Much of the SOFA stand at the Frieze Masters will be devoted to a theme exhibition exploring the sketch, the sketchbook page, and the preliminary study in the work of artists of the 19th and 20th century, with a selection of drawings, primarily by British and French artists, assembled over the past three years, and accompanied by a catalogue. Works to be exhibited will showcase the transition from academic drawing to a more fluid expression of ideas pioneered by the Realists and Impressionists in the mid 19th Century and developed over the next 150 years. The exhibition will include works by Delacroix, Millet, Jongkind, Degas, Gauguin, Redon, Bonnard, Vuillard, Picasso, Moore, Freud and Auerbach, among many others.
Artists have made sketches and preliminary studies for centuries. In Western art, it is still considered an important exercise in the self-education of an artist and with practice becomes an intuitive tool to aid in artistic development. For many, drawing is an extension of their work as a painter or sculptor; a sketch can solve the problem of a composition or capture a fleeting moment in time. It requires very little preparation and because of this immediacy it is often the first step in recording an image from the artist’s imagination. It is often a private record - like a diary – and can be spontaneous and personal.
The first half of the 19th century saw a new generation of artists exploring anti-academic freedom of expression. French artists such as Jean-François Millet and Eugène Delacroix, both of whom are represented with fine works, led the way with the informal realism of their draughtsmanship. They turned away from academic teaching in the studio towards studying directly from nature, using the sketch to record the immediacy of what they saw around them. Delacroix’s study of a standing Moroccan youth was drawn from life, during the artist’s visit to Morocco in 1832. In the following decades, artists around Europe took up a more naturalistic approach to drawing. For the German artist Adolph von Menzel, who will be represented with two superb drawings – one a study for a now- lost painting and the other a character genre study – the act of drawing was synonymous with life.
Artists carried sketchbooks around with them in order to capture everyday moments as and when they happened.
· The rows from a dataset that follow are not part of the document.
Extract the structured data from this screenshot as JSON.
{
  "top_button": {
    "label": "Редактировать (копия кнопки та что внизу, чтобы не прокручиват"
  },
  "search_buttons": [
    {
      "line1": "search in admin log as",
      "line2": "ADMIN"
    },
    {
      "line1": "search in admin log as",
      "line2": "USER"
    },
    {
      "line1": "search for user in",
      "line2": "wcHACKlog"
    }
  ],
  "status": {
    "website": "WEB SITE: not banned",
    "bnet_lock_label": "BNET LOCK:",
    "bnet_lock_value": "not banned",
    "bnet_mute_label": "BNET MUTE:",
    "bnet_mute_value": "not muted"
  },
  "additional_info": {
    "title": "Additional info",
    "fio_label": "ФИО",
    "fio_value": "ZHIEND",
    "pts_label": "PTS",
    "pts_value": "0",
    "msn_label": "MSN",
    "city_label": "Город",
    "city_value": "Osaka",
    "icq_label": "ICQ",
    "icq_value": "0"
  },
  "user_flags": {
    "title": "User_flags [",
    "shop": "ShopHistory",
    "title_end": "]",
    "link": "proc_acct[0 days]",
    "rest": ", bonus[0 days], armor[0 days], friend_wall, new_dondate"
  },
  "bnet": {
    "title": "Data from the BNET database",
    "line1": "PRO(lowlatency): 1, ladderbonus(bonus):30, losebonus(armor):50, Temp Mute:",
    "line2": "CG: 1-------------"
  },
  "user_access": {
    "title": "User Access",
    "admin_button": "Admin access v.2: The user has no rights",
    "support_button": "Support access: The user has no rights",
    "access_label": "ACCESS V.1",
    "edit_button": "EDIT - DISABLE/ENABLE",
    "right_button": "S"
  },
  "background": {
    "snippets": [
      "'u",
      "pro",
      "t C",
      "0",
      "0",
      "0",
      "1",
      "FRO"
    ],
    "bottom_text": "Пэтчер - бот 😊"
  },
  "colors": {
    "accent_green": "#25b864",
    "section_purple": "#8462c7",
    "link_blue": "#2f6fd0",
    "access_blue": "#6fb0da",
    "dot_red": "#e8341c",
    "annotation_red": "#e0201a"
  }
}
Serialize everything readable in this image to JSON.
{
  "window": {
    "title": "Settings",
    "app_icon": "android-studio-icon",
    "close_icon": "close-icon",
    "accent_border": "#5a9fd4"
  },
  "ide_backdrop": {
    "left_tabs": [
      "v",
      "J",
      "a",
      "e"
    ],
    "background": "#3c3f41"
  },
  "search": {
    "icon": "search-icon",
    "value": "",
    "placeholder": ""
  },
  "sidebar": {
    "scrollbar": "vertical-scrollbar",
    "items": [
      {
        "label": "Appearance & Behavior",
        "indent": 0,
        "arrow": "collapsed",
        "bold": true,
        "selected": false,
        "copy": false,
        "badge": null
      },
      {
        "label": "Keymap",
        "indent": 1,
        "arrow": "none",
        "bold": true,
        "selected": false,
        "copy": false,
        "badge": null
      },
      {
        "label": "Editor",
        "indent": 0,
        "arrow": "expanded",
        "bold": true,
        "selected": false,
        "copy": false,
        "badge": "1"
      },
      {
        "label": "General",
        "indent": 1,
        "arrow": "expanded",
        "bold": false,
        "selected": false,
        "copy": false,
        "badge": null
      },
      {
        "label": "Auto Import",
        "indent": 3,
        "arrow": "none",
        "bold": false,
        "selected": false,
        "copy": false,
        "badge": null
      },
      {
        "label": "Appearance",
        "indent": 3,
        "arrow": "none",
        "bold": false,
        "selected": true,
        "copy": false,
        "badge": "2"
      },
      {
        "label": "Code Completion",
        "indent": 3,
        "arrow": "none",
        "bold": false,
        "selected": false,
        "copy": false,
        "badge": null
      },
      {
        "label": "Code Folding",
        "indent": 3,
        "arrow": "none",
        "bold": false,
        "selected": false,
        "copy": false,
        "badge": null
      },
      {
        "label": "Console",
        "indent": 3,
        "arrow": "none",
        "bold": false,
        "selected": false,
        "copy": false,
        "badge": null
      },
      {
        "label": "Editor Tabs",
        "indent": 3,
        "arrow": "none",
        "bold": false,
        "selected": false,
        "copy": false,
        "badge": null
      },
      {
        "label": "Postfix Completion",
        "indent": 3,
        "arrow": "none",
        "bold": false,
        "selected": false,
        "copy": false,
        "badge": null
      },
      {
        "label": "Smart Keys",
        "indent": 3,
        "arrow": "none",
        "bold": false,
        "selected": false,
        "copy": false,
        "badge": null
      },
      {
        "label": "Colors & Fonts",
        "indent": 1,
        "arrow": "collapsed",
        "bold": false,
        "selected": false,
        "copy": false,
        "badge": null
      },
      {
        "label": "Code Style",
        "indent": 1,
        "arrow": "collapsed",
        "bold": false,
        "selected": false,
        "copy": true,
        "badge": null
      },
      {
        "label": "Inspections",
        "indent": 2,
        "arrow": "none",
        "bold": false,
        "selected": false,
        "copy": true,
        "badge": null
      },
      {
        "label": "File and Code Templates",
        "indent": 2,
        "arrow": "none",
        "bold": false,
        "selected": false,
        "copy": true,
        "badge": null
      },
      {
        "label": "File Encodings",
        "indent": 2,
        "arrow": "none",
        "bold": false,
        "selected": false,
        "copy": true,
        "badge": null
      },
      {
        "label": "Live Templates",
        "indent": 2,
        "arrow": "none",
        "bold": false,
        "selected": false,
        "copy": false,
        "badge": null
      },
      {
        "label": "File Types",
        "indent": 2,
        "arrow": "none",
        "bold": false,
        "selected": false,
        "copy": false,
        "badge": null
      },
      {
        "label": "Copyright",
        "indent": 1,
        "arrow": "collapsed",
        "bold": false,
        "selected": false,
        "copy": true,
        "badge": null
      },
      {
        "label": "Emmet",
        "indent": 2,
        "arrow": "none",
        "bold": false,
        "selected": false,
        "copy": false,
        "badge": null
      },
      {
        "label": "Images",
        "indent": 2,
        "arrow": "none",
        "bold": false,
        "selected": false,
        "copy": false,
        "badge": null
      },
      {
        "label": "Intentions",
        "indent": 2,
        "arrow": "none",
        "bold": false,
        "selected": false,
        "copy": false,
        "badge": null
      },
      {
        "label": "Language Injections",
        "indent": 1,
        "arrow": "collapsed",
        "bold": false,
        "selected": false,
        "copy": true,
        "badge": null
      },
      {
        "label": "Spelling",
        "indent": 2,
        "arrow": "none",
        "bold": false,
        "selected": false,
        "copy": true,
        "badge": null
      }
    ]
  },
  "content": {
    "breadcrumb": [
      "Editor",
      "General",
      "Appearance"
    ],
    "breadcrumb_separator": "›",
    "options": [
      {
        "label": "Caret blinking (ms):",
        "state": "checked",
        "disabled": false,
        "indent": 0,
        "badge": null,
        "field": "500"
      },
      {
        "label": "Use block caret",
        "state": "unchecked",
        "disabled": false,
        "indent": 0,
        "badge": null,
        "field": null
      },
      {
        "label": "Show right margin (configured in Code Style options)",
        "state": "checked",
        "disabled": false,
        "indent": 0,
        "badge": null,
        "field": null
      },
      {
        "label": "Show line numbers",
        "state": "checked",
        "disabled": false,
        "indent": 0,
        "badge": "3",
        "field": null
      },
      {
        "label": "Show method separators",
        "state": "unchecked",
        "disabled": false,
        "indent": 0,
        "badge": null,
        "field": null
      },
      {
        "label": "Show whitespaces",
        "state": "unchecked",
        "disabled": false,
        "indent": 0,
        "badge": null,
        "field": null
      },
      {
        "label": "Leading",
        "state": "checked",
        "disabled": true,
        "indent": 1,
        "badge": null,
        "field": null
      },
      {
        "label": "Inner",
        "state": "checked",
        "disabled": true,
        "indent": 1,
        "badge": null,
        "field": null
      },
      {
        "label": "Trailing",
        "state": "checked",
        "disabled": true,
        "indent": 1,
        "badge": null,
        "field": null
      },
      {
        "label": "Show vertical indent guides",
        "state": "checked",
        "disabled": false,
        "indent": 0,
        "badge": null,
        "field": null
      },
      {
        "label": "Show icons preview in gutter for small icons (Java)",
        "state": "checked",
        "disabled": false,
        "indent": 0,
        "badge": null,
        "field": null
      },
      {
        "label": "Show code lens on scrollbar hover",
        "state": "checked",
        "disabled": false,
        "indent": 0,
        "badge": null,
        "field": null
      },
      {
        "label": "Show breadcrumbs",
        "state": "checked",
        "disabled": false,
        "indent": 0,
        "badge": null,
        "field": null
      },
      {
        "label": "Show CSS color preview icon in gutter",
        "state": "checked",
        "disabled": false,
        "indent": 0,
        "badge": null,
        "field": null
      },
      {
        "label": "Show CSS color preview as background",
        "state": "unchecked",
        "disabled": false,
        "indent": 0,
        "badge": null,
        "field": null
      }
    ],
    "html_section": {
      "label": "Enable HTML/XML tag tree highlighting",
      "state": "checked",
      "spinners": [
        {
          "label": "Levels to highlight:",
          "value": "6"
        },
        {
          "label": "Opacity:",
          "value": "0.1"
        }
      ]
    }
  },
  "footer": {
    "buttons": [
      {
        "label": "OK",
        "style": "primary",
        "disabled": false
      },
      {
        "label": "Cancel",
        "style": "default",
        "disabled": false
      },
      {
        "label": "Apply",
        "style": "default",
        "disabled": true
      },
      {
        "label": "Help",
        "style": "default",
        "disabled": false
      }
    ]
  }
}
The Impressionists took this a step further. Drawing became more experimental and fluid, and sketching was used as a means of recording nature, light and human activity spontaneously. Claude-Emile Schuffenecker, for example, is represented with a colourful pastel sketch, datable to the late 1880s, of the famous cliffs at Etretat, which he most likely sketched while sitting on the beach. The Impressionists frequently exhibited their sketches and studies alongside their paintings, suggesting that they now considered drawing an independent art form in its own right.
Critics were shocked by the Impressionists lack of academic drawing – they did not try to hide the fluidity of their technique or the corrections and overdrawings they made. However, many of the Impressionists had started their artistic career within the classical tradition. The exhibition includes a superb early drawing by Edgar Degas of The Head of
the Virgin, drawn after a painting by Perugino that the artist sketched while studying in the Louvre in the late 1850s.
The 20th Century saw the rise of experimental drawing and further exploration of imagination and the subconscious through the technique of sketching. Pablo Picasso drew obsessively throughout his life as a means of exploring new styles and subject matter, while also tapping in to his broad imagination. The exhibition will include two beautiful drawings that come from the artist’s many sketchbooks, one dating from 1906 and the other from 1944. A number of sketchbook pages by Pierre Bonnard and Edouard Vuillard will be shown alongside two drawings by Henry Moore, from sketchbooks of 1937 and 1943.
Drawing remains central to the work of other 20th century British artists such as Frank Auerbach, both as a means of recording his surroundings but also in the traditional manner of copying the old masters. The exhibition includes two sketches of London street scenes, as well as an important study after J. M. W. Turner’s famous 1837 painting The Parting of Hero and Leander, which Auerbach studied in the National Gallery in London in 1953. Lucian Freud is arguably considered one of the greatest draughtsmen in Britain in the 20th century, and the Frieze Masters exhibition includes a very fine sketchbook page portraying the artist’s friend Morna, Lady Anderson, drawn in 1952. The finesse of line and the care with which he captures her expression goes to the root of what was pivotal in Freud’s work. His technique brings us full circle, to the tradition of classical draughtsmanship that had been taught in Western art for centuries. Here though, Freud’s genius is in his manner of modernizing a traditional method, to bring us a fresh interpretation of a technique that had been a vital tool for artists for many centuries.
Other important works on paper to be included in the gallery’s stand at Frieze Masters include a delightful pastel study of a baby by Mary Cassatt, executed in 1898, and a fresh and vibrant pastel of the Crucifixion by Odilon Redon of c.1900, which was in a private Japanese collection for over sixty years. Also to be shown is an early watercolour of a native tribesman by Emil Nolde, drawn on a visit to Papua New Guinea in 1913-1914, and a very large and intricate pen drawing of a fantastical cityscape by Domenico Gnoli, drawn in 1956.
For further information or to receive images of any of the works, please contact the Julie Frouge or Megan Corcoran at the gallery, at firstname.lastname@example.org.